_GIVEN DATA_

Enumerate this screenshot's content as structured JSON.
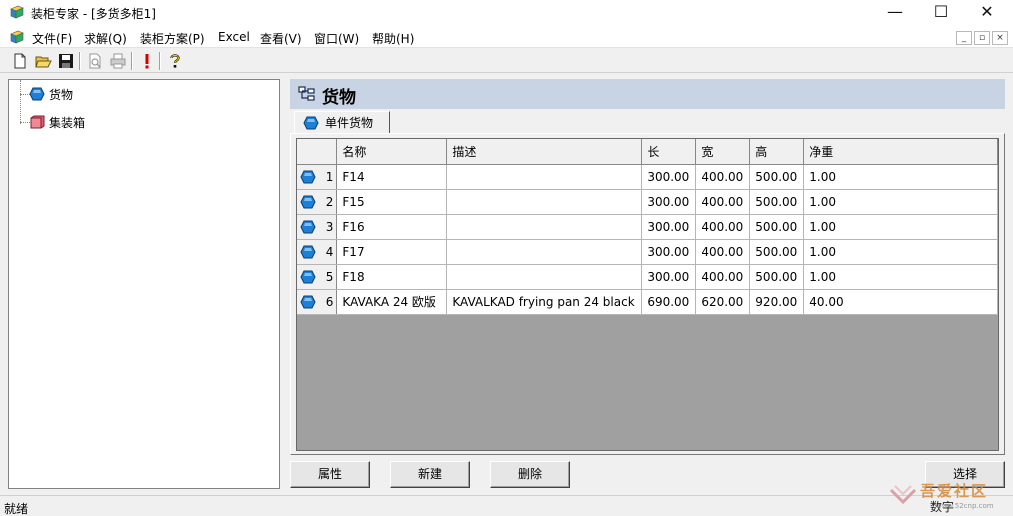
{
  "window": {
    "title": "装柜专家 - [多货多柜1]",
    "minimize": "—",
    "maximize": "☐",
    "close": "✕"
  },
  "menu": {
    "items": [
      "文件(F)",
      "求解(Q)",
      "装柜方案(P)",
      "Excel",
      "查看(V)",
      "窗口(W)",
      "帮助(H)"
    ],
    "mdi_min": "_",
    "mdi_restore": "▫",
    "mdi_close": "×"
  },
  "toolbar": {
    "buttons": [
      "new-icon",
      "open-icon",
      "save-icon",
      "print-preview-icon",
      "print-icon",
      "solve-icon",
      "help-icon"
    ]
  },
  "tree": {
    "items": [
      {
        "label": "货物",
        "icon": "cargo-icon"
      },
      {
        "label": "集装箱",
        "icon": "container-icon"
      }
    ]
  },
  "panel": {
    "title": "货物",
    "tab": "单件货物"
  },
  "table": {
    "columns": [
      "名称",
      "描述",
      "长",
      "宽",
      "高",
      "净重"
    ],
    "rows": [
      {
        "n": "1",
        "name": "F14",
        "desc": "",
        "l": "300.00",
        "w": "400.00",
        "h": "500.00",
        "wt": "1.00"
      },
      {
        "n": "2",
        "name": "F15",
        "desc": "",
        "l": "300.00",
        "w": "400.00",
        "h": "500.00",
        "wt": "1.00"
      },
      {
        "n": "3",
        "name": "F16",
        "desc": "",
        "l": "300.00",
        "w": "400.00",
        "h": "500.00",
        "wt": "1.00"
      },
      {
        "n": "4",
        "name": "F17",
        "desc": "",
        "l": "300.00",
        "w": "400.00",
        "h": "500.00",
        "wt": "1.00"
      },
      {
        "n": "5",
        "name": "F18",
        "desc": "",
        "l": "300.00",
        "w": "400.00",
        "h": "500.00",
        "wt": "1.00"
      },
      {
        "n": "6",
        "name": "KAVAKA 24 欧版",
        "desc": "KAVALKAD frying pan 24 black",
        "l": "690.00",
        "w": "620.00",
        "h": "920.00",
        "wt": "40.00"
      }
    ]
  },
  "buttons": {
    "properties": "属性",
    "new": "新建",
    "delete": "删除",
    "select": "选择"
  },
  "status": {
    "text": "就绪",
    "panel": "数字"
  },
  "watermark": {
    "text": "吾爱社区",
    "url": "www.52cnp.com"
  },
  "colors": {
    "header_band": "#c8d4e3",
    "cargo_icon": "#1e7fd6",
    "container_icon": "#e06070",
    "grid_empty": "#a0a0a0"
  }
}
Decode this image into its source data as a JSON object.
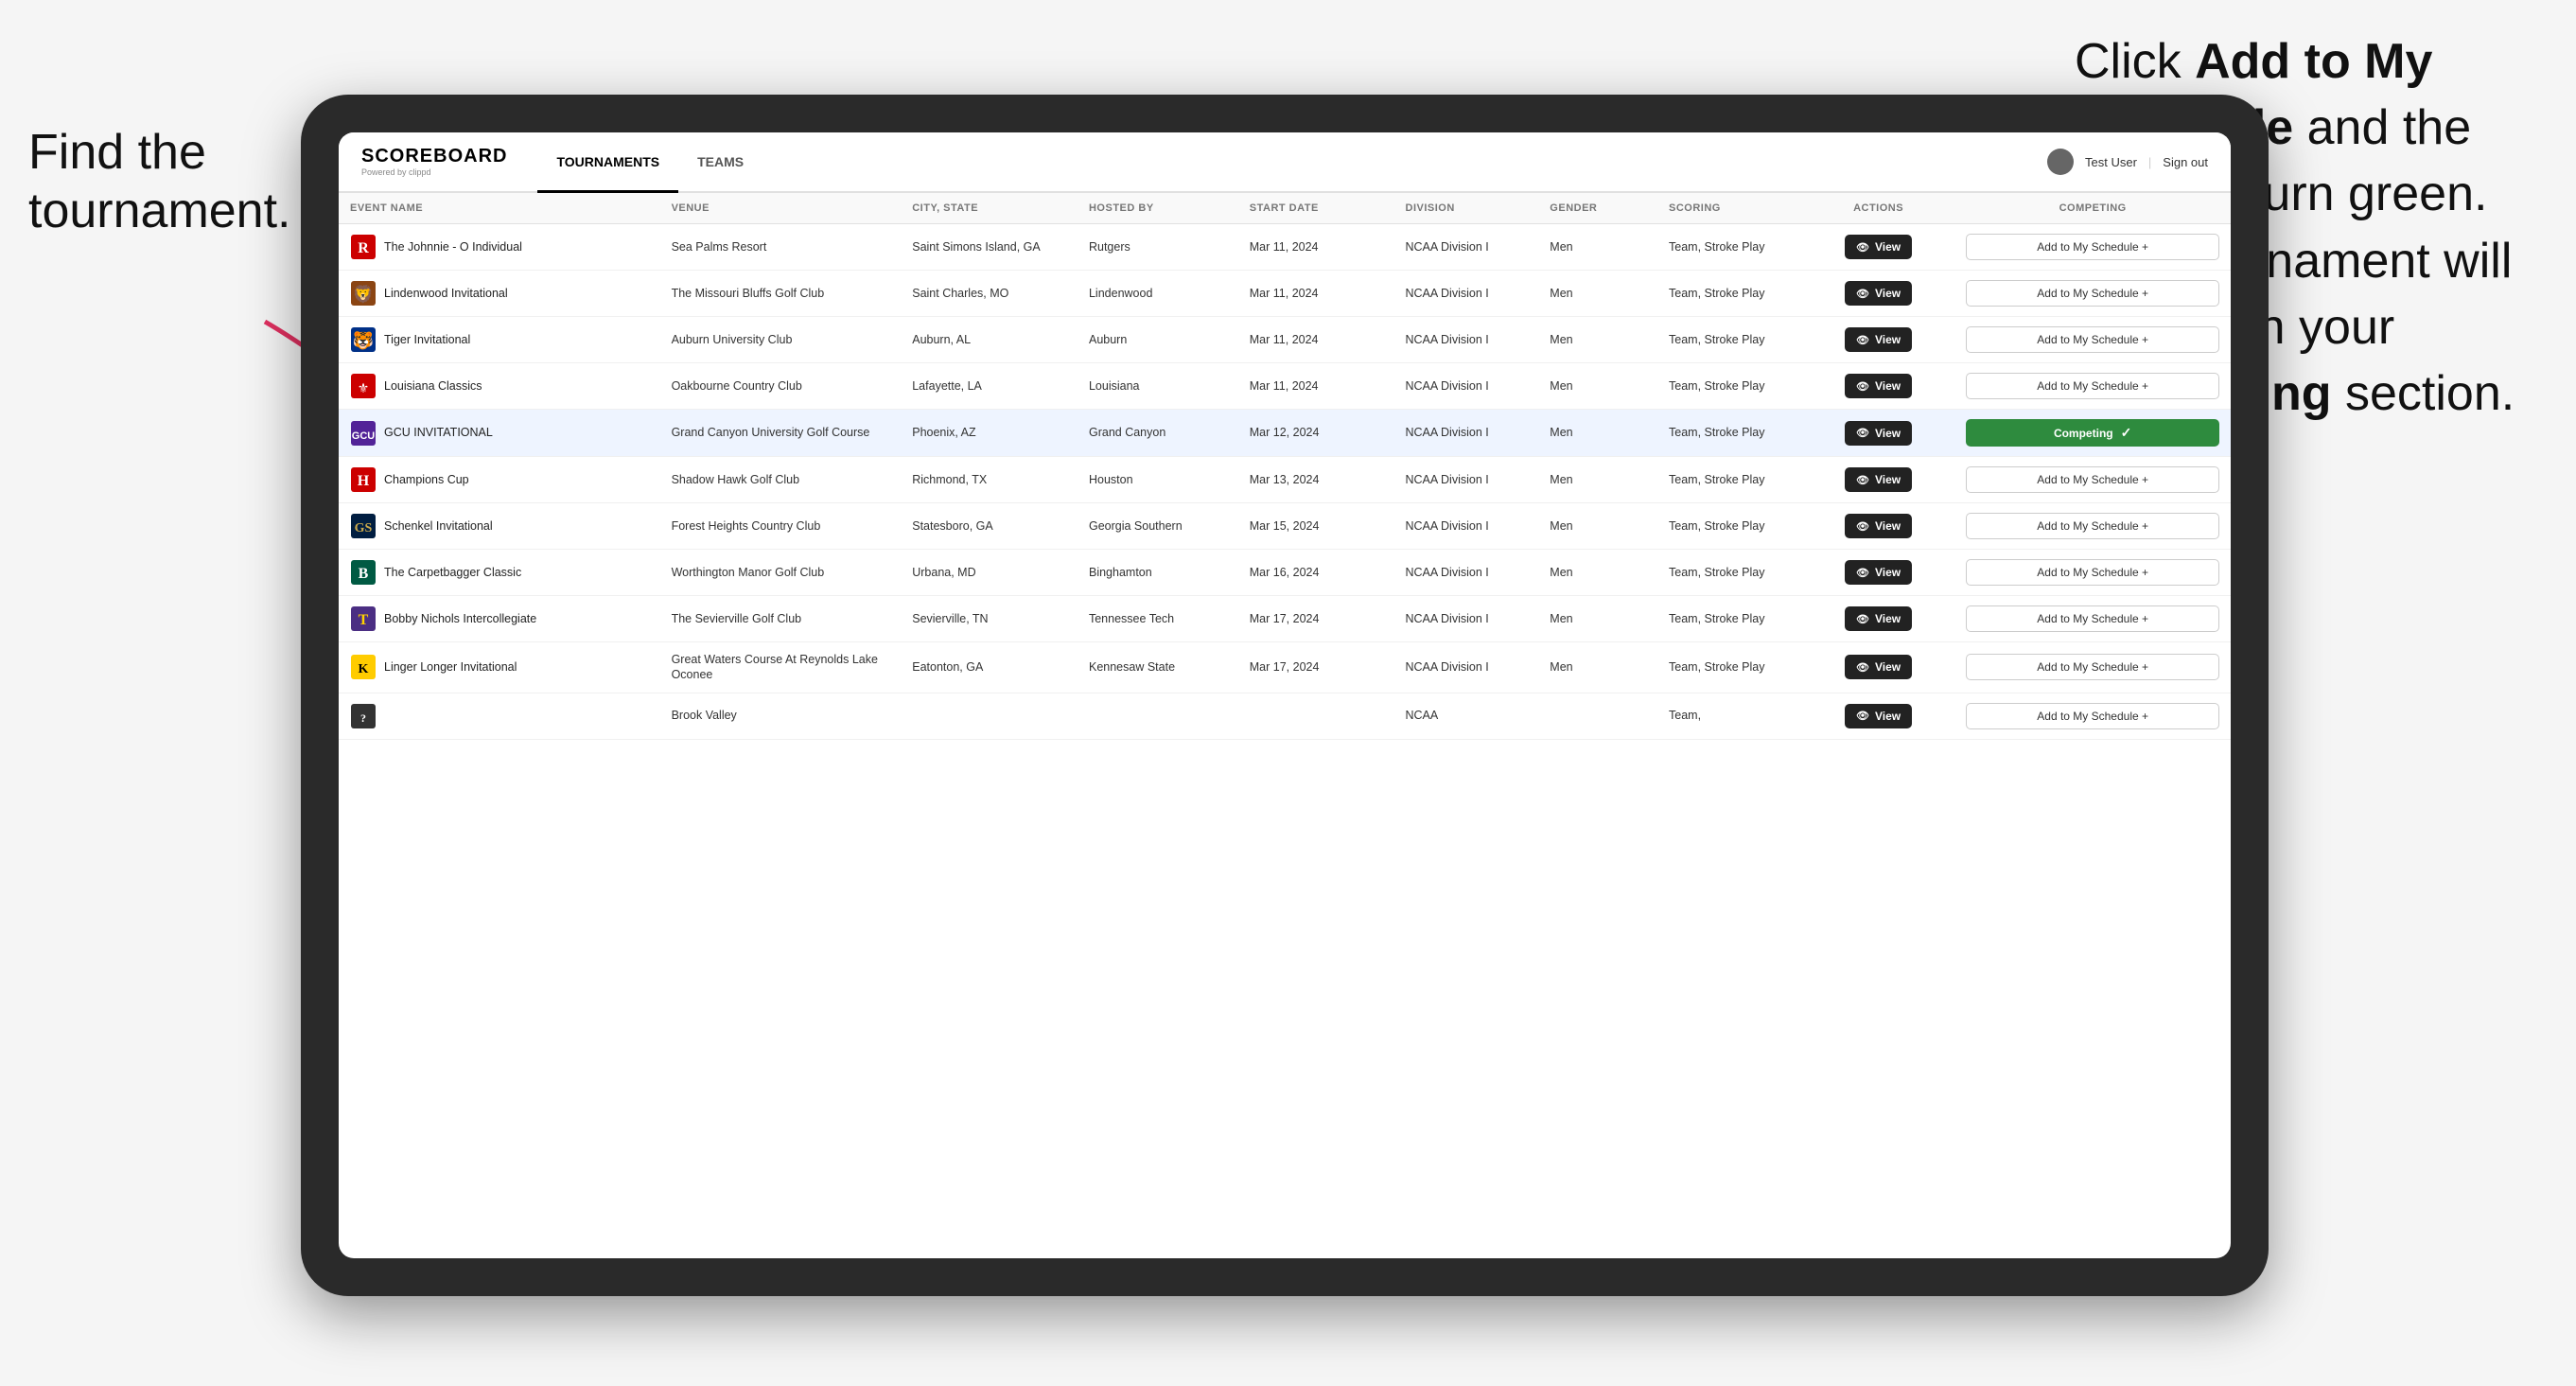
{
  "annotations": {
    "left": "Find the\ntournament.",
    "right_line1": "Click ",
    "right_bold1": "Add to My\nSchedule",
    "right_line2": " and the\nbox will turn green.\nThis tournament\nwill now be in\nyour ",
    "right_bold2": "Competing",
    "right_line3": "\nsection."
  },
  "nav": {
    "logo": "SCOREBOARD",
    "logo_sub": "Powered by clippd",
    "tabs": [
      "TOURNAMENTS",
      "TEAMS"
    ],
    "active_tab": "TOURNAMENTS",
    "user_label": "Test User",
    "sign_out": "Sign out"
  },
  "table": {
    "columns": [
      "EVENT NAME",
      "VENUE",
      "CITY, STATE",
      "HOSTED BY",
      "START DATE",
      "DIVISION",
      "GENDER",
      "SCORING",
      "ACTIONS",
      "COMPETING"
    ],
    "rows": [
      {
        "logo": "🔴",
        "event": "The Johnnie - O Individual",
        "venue": "Sea Palms Resort",
        "city": "Saint Simons Island, GA",
        "hosted": "Rutgers",
        "date": "Mar 11, 2024",
        "division": "NCAA Division I",
        "gender": "Men",
        "scoring": "Team, Stroke Play",
        "action": "View",
        "competing_type": "add",
        "competing_label": "Add to My Schedule +"
      },
      {
        "logo": "🦁",
        "event": "Lindenwood Invitational",
        "venue": "The Missouri Bluffs Golf Club",
        "city": "Saint Charles, MO",
        "hosted": "Lindenwood",
        "date": "Mar 11, 2024",
        "division": "NCAA Division I",
        "gender": "Men",
        "scoring": "Team, Stroke Play",
        "action": "View",
        "competing_type": "add",
        "competing_label": "Add to My Schedule +"
      },
      {
        "logo": "🐯",
        "event": "Tiger Invitational",
        "venue": "Auburn University Club",
        "city": "Auburn, AL",
        "hosted": "Auburn",
        "date": "Mar 11, 2024",
        "division": "NCAA Division I",
        "gender": "Men",
        "scoring": "Team, Stroke Play",
        "action": "View",
        "competing_type": "add",
        "competing_label": "Add to My Schedule +"
      },
      {
        "logo": "⚜️",
        "event": "Louisiana Classics",
        "venue": "Oakbourne Country Club",
        "city": "Lafayette, LA",
        "hosted": "Louisiana",
        "date": "Mar 11, 2024",
        "division": "NCAA Division I",
        "gender": "Men",
        "scoring": "Team, Stroke Play",
        "action": "View",
        "competing_type": "add",
        "competing_label": "Add to My Schedule +"
      },
      {
        "logo": "🏔️",
        "event": "GCU INVITATIONAL",
        "venue": "Grand Canyon University Golf Course",
        "city": "Phoenix, AZ",
        "hosted": "Grand Canyon",
        "date": "Mar 12, 2024",
        "division": "NCAA Division I",
        "gender": "Men",
        "scoring": "Team, Stroke Play",
        "action": "View",
        "competing_type": "competing",
        "competing_label": "Competing ✓",
        "highlighted": true
      },
      {
        "logo": "⚡",
        "event": "Champions Cup",
        "venue": "Shadow Hawk Golf Club",
        "city": "Richmond, TX",
        "hosted": "Houston",
        "date": "Mar 13, 2024",
        "division": "NCAA Division I",
        "gender": "Men",
        "scoring": "Team, Stroke Play",
        "action": "View",
        "competing_type": "add",
        "competing_label": "Add to My Schedule +"
      },
      {
        "logo": "🦅",
        "event": "Schenkel Invitational",
        "venue": "Forest Heights Country Club",
        "city": "Statesboro, GA",
        "hosted": "Georgia Southern",
        "date": "Mar 15, 2024",
        "division": "NCAA Division I",
        "gender": "Men",
        "scoring": "Team, Stroke Play",
        "action": "View",
        "competing_type": "add",
        "competing_label": "Add to My Schedule +"
      },
      {
        "logo": "🔵",
        "event": "The Carpetbagger Classic",
        "venue": "Worthington Manor Golf Club",
        "city": "Urbana, MD",
        "hosted": "Binghamton",
        "date": "Mar 16, 2024",
        "division": "NCAA Division I",
        "gender": "Men",
        "scoring": "Team, Stroke Play",
        "action": "View",
        "competing_type": "add",
        "competing_label": "Add to My Schedule +"
      },
      {
        "logo": "🟡",
        "event": "Bobby Nichols Intercollegiate",
        "venue": "The Sevierville Golf Club",
        "city": "Sevierville, TN",
        "hosted": "Tennessee Tech",
        "date": "Mar 17, 2024",
        "division": "NCAA Division I",
        "gender": "Men",
        "scoring": "Team, Stroke Play",
        "action": "View",
        "competing_type": "add",
        "competing_label": "Add to My Schedule +"
      },
      {
        "logo": "🟤",
        "event": "Linger Longer Invitational",
        "venue": "Great Waters Course At Reynolds Lake Oconee",
        "city": "Eatonton, GA",
        "hosted": "Kennesaw State",
        "date": "Mar 17, 2024",
        "division": "NCAA Division I",
        "gender": "Men",
        "scoring": "Team, Stroke Play",
        "action": "View",
        "competing_type": "add",
        "competing_label": "Add to My Schedule +"
      },
      {
        "logo": "⬛",
        "event": "",
        "venue": "Brook Valley",
        "city": "",
        "hosted": "",
        "date": "",
        "division": "NCAA",
        "gender": "",
        "scoring": "Team,",
        "action": "View",
        "competing_type": "add",
        "competing_label": "Add to My Schedule +"
      }
    ]
  }
}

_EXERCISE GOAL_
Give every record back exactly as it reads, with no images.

_TASK ANSWER_
Enumerate this screenshot's content as structured JSON.
{
  "window": {
    "title": "装柜专家 - [多货多柜1]",
    "minimize": "—",
    "maximize": "☐",
    "close": "✕"
  },
  "menu": {
    "items": [
      "文件(F)",
      "求解(Q)",
      "装柜方案(P)",
      "Excel",
      "查看(V)",
      "窗口(W)",
      "帮助(H)"
    ],
    "mdi_min": "_",
    "mdi_restore": "▫",
    "mdi_close": "×"
  },
  "toolbar": {
    "buttons": [
      "new-icon",
      "open-icon",
      "save-icon",
      "print-preview-icon",
      "print-icon",
      "solve-icon",
      "help-icon"
    ]
  },
  "tree": {
    "items": [
      {
        "label": "货物",
        "icon": "cargo-icon"
      },
      {
        "label": "集装箱",
        "icon": "container-icon"
      }
    ]
  },
  "panel": {
    "title": "货物",
    "tab": "单件货物"
  },
  "table": {
    "columns": [
      "名称",
      "描述",
      "长",
      "宽",
      "高",
      "净重"
    ],
    "rows": [
      {
        "n": "1",
        "name": "F14",
        "desc": "",
        "l": "300.00",
        "w": "400.00",
        "h": "500.00",
        "wt": "1.00"
      },
      {
        "n": "2",
        "name": "F15",
        "desc": "",
        "l": "300.00",
        "w": "400.00",
        "h": "500.00",
        "wt": "1.00"
      },
      {
        "n": "3",
        "name": "F16",
        "desc": "",
        "l": "300.00",
        "w": "400.00",
        "h": "500.00",
        "wt": "1.00"
      },
      {
        "n": "4",
        "name": "F17",
        "desc": "",
        "l": "300.00",
        "w": "400.00",
        "h": "500.00",
        "wt": "1.00"
      },
      {
        "n": "5",
        "name": "F18",
        "desc": "",
        "l": "300.00",
        "w": "400.00",
        "h": "500.00",
        "wt": "1.00"
      },
      {
        "n": "6",
        "name": "KAVAKA 24 欧版",
        "desc": "KAVALKAD frying pan 24 black",
        "l": "690.00",
        "w": "620.00",
        "h": "920.00",
        "wt": "40.00"
      }
    ]
  },
  "buttons": {
    "properties": "属性",
    "new": "新建",
    "delete": "删除",
    "select": "选择"
  },
  "status": {
    "text": "就绪",
    "panel": "数字"
  },
  "watermark": {
    "text": "吾爱社区",
    "url": "www.52cnp.com"
  },
  "colors": {
    "header_band": "#c8d4e3",
    "cargo_icon": "#1e7fd6",
    "container_icon": "#e06070",
    "grid_empty": "#a0a0a0"
  }
}
Decode this image into its source data as a JSON object.
{
  "annotations": {
    "left": "Find the\ntournament.",
    "right_line1": "Click ",
    "right_bold1": "Add to My\nSchedule",
    "right_line2": " and the\nbox will turn green.\nThis tournament\nwill now be in\nyour ",
    "right_bold2": "Competing",
    "right_line3": "\nsection."
  },
  "nav": {
    "logo": "SCOREBOARD",
    "logo_sub": "Powered by clippd",
    "tabs": [
      "TOURNAMENTS",
      "TEAMS"
    ],
    "active_tab": "TOURNAMENTS",
    "user_label": "Test User",
    "sign_out": "Sign out"
  },
  "table": {
    "columns": [
      "EVENT NAME",
      "VENUE",
      "CITY, STATE",
      "HOSTED BY",
      "START DATE",
      "DIVISION",
      "GENDER",
      "SCORING",
      "ACTIONS",
      "COMPETING"
    ],
    "rows": [
      {
        "logo": "🔴",
        "event": "The Johnnie - O Individual",
        "venue": "Sea Palms Resort",
        "city": "Saint Simons Island, GA",
        "hosted": "Rutgers",
        "date": "Mar 11, 2024",
        "division": "NCAA Division I",
        "gender": "Men",
        "scoring": "Team, Stroke Play",
        "action": "View",
        "competing_type": "add",
        "competing_label": "Add to My Schedule +"
      },
      {
        "logo": "🦁",
        "event": "Lindenwood Invitational",
        "venue": "The Missouri Bluffs Golf Club",
        "city": "Saint Charles, MO",
        "hosted": "Lindenwood",
        "date": "Mar 11, 2024",
        "division": "NCAA Division I",
        "gender": "Men",
        "scoring": "Team, Stroke Play",
        "action": "View",
        "competing_type": "add",
        "competing_label": "Add to My Schedule +"
      },
      {
        "logo": "🐯",
        "event": "Tiger Invitational",
        "venue": "Auburn University Club",
        "city": "Auburn, AL",
        "hosted": "Auburn",
        "date": "Mar 11, 2024",
        "division": "NCAA Division I",
        "gender": "Men",
        "scoring": "Team, Stroke Play",
        "action": "View",
        "competing_type": "add",
        "competing_label": "Add to My Schedule +"
      },
      {
        "logo": "⚜️",
        "event": "Louisiana Classics",
        "venue": "Oakbourne Country Club",
        "city": "Lafayette, LA",
        "hosted": "Louisiana",
        "date": "Mar 11, 2024",
        "division": "NCAA Division I",
        "gender": "Men",
        "scoring": "Team, Stroke Play",
        "action": "View",
        "competing_type": "add",
        "competing_label": "Add to My Schedule +"
      },
      {
        "logo": "🏔️",
        "event": "GCU INVITATIONAL",
        "venue": "Grand Canyon University Golf Course",
        "city": "Phoenix, AZ",
        "hosted": "Grand Canyon",
        "date": "Mar 12, 2024",
        "division": "NCAA Division I",
        "gender": "Men",
        "scoring": "Team, Stroke Play",
        "action": "View",
        "competing_type": "competing",
        "competing_label": "Competing ✓",
        "highlighted": true
      },
      {
        "logo": "⚡",
        "event": "Champions Cup",
        "venue": "Shadow Hawk Golf Club",
        "city": "Richmond, TX",
        "hosted": "Houston",
        "date": "Mar 13, 2024",
        "division": "NCAA Division I",
        "gender": "Men",
        "scoring": "Team, Stroke Play",
        "action": "View",
        "competing_type": "add",
        "competing_label": "Add to My Schedule +"
      },
      {
        "logo": "🦅",
        "event": "Schenkel Invitational",
        "venue": "Forest Heights Country Club",
        "city": "Statesboro, GA",
        "hosted": "Georgia Southern",
        "date": "Mar 15, 2024",
        "division": "NCAA Division I",
        "gender": "Men",
        "scoring": "Team, Stroke Play",
        "action": "View",
        "competing_type": "add",
        "competing_label": "Add to My Schedule +"
      },
      {
        "logo": "🔵",
        "event": "The Carpetbagger Classic",
        "venue": "Worthington Manor Golf Club",
        "city": "Urbana, MD",
        "hosted": "Binghamton",
        "date": "Mar 16, 2024",
        "division": "NCAA Division I",
        "gender": "Men",
        "scoring": "Team, Stroke Play",
        "action": "View",
        "competing_type": "add",
        "competing_label": "Add to My Schedule +"
      },
      {
        "logo": "🟡",
        "event": "Bobby Nichols Intercollegiate",
        "venue": "The Sevierville Golf Club",
        "city": "Sevierville, TN",
        "hosted": "Tennessee Tech",
        "date": "Mar 17, 2024",
        "division": "NCAA Division I",
        "gender": "Men",
        "scoring": "Team, Stroke Play",
        "action": "View",
        "competing_type": "add",
        "competing_label": "Add to My Schedule +"
      },
      {
        "logo": "🟤",
        "event": "Linger Longer Invitational",
        "venue": "Great Waters Course At Reynolds Lake Oconee",
        "city": "Eatonton, GA",
        "hosted": "Kennesaw State",
        "date": "Mar 17, 2024",
        "division": "NCAA Division I",
        "gender": "Men",
        "scoring": "Team, Stroke Play",
        "action": "View",
        "competing_type": "add",
        "competing_label": "Add to My Schedule +"
      },
      {
        "logo": "⬛",
        "event": "",
        "venue": "Brook Valley",
        "city": "",
        "hosted": "",
        "date": "",
        "division": "NCAA",
        "gender": "",
        "scoring": "Team,",
        "action": "View",
        "competing_type": "add",
        "competing_label": "Add to My Schedule +"
      }
    ]
  }
}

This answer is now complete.